Vanmour and the Guardis, by Jean Michel Casa. An exhibition at the Fondazione Giorgio Cini, Venice, on Jean-Baptiste Vanmour perhaps the earliest Orientalist painter.
In 1699 when the Marquis Charles de Ferriol d’Argental was appointed French ambassador to the Ottoman court by Louis XIV, he took in his entourage a little-known artist from Valenciennes to paint the costumes and customs of the Ottoman capital and to record his mission. The marquis returned to France in 1711, but Jean-Baptiste Van Mour stayed on in Istanbul, assuming the honorary title of peintre ordinaire du Roi en Levant and serving each of de Ferriol’s successors at the Palais de France until his death in 1737.
The former embassies of Ottoman Istanbul have more of a consular role today but they still evoke the diplomatic rituals of their nineteenth century heyday. In the first of two articles Patricia Daunt traces the history of these spectacular winter palaces, and Fritz von der Schulenburg assembles a unique photographic record of the treasures they contain.
In 1983 Fani-Maria Tsigakou of the Benaki Museum in Athens found five volumes of late 18th-century drawings of Ottoman Empire subjects by Thomas Hope. David Watkin assesses Hope’s orientalism and its place in the development of Regency style.
Long enjoyed for their succulence and their inner beauty, pomegranates have been credited with uplifting properties. Berrin Torolsan presents a selection of recipes using these fascinating jewelled winter fruits
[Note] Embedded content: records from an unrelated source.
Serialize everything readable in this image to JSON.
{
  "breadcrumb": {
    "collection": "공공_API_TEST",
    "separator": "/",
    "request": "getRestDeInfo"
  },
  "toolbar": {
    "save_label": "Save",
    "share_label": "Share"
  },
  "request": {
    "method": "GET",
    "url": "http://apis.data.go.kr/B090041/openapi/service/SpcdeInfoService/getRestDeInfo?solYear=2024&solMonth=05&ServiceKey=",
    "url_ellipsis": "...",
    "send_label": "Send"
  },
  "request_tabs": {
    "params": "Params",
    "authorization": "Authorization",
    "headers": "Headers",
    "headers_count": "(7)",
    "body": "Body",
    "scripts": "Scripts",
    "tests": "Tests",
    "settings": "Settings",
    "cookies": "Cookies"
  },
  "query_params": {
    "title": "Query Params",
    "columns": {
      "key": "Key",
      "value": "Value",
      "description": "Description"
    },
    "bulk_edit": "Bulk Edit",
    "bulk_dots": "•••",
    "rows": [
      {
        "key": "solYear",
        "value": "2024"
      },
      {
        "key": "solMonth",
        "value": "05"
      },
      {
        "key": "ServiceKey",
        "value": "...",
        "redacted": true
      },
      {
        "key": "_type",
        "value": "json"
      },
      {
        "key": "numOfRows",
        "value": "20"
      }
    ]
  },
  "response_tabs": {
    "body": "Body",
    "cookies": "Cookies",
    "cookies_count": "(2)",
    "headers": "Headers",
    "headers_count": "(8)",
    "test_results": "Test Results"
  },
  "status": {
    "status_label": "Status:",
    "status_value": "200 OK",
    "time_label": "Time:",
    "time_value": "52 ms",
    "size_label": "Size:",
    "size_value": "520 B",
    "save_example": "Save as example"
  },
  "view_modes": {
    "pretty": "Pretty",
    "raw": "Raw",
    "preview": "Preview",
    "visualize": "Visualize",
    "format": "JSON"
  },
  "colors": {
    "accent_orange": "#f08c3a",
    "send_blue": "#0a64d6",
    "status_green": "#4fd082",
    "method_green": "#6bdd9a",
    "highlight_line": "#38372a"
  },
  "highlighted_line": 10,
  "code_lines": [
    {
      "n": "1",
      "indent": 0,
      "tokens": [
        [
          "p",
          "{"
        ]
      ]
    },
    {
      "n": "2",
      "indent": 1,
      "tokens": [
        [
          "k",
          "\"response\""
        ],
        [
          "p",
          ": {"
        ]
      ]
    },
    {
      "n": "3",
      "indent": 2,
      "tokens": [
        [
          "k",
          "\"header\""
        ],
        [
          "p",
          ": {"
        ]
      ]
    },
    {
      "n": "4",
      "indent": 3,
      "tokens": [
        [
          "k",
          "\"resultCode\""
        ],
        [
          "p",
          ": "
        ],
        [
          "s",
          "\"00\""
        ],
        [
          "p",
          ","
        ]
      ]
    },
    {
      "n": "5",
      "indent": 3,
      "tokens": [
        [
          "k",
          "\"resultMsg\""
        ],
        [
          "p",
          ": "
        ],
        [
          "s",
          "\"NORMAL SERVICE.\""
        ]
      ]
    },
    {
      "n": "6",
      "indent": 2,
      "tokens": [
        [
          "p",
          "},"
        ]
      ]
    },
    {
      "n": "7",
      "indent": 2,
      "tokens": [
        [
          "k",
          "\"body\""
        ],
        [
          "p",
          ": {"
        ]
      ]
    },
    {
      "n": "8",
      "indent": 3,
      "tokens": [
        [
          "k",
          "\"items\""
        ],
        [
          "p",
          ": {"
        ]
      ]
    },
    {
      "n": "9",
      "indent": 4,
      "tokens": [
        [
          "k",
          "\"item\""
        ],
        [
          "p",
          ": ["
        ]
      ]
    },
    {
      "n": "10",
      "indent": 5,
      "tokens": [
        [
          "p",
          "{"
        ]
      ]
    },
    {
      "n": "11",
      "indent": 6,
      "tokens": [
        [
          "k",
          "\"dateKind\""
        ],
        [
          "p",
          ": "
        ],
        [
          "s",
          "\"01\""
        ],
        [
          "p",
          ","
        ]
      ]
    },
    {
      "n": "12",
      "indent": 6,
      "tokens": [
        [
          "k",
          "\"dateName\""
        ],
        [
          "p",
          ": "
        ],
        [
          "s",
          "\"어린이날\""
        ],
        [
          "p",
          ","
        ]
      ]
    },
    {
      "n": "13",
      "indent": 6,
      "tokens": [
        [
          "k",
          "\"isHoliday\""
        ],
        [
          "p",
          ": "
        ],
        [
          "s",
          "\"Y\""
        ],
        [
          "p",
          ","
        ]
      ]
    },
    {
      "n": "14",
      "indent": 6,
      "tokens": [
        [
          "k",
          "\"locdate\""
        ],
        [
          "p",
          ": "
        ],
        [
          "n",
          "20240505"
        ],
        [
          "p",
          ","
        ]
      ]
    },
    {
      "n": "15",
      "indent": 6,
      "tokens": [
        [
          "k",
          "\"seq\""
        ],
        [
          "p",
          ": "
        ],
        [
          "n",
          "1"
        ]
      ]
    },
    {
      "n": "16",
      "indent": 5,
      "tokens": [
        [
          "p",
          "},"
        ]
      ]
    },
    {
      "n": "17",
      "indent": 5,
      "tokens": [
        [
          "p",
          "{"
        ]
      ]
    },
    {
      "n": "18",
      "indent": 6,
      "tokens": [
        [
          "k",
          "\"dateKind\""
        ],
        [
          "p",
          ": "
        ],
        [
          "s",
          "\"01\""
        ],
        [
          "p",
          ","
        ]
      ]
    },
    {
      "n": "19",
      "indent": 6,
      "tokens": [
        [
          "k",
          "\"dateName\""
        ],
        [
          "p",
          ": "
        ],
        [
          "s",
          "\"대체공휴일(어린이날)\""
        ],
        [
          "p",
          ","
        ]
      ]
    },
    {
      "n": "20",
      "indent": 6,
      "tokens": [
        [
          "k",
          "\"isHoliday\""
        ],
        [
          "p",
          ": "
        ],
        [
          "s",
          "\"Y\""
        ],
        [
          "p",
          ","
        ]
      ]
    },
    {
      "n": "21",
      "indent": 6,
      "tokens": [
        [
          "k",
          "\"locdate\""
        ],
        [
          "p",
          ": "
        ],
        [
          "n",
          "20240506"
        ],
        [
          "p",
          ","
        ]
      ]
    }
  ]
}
Turkey’s Sultan Marshes are a veritable magnet for countless flamingos, teals and other winged visitors, all of them enriching these wetlands with colour and sound. Chris Hellier moves in for a closer look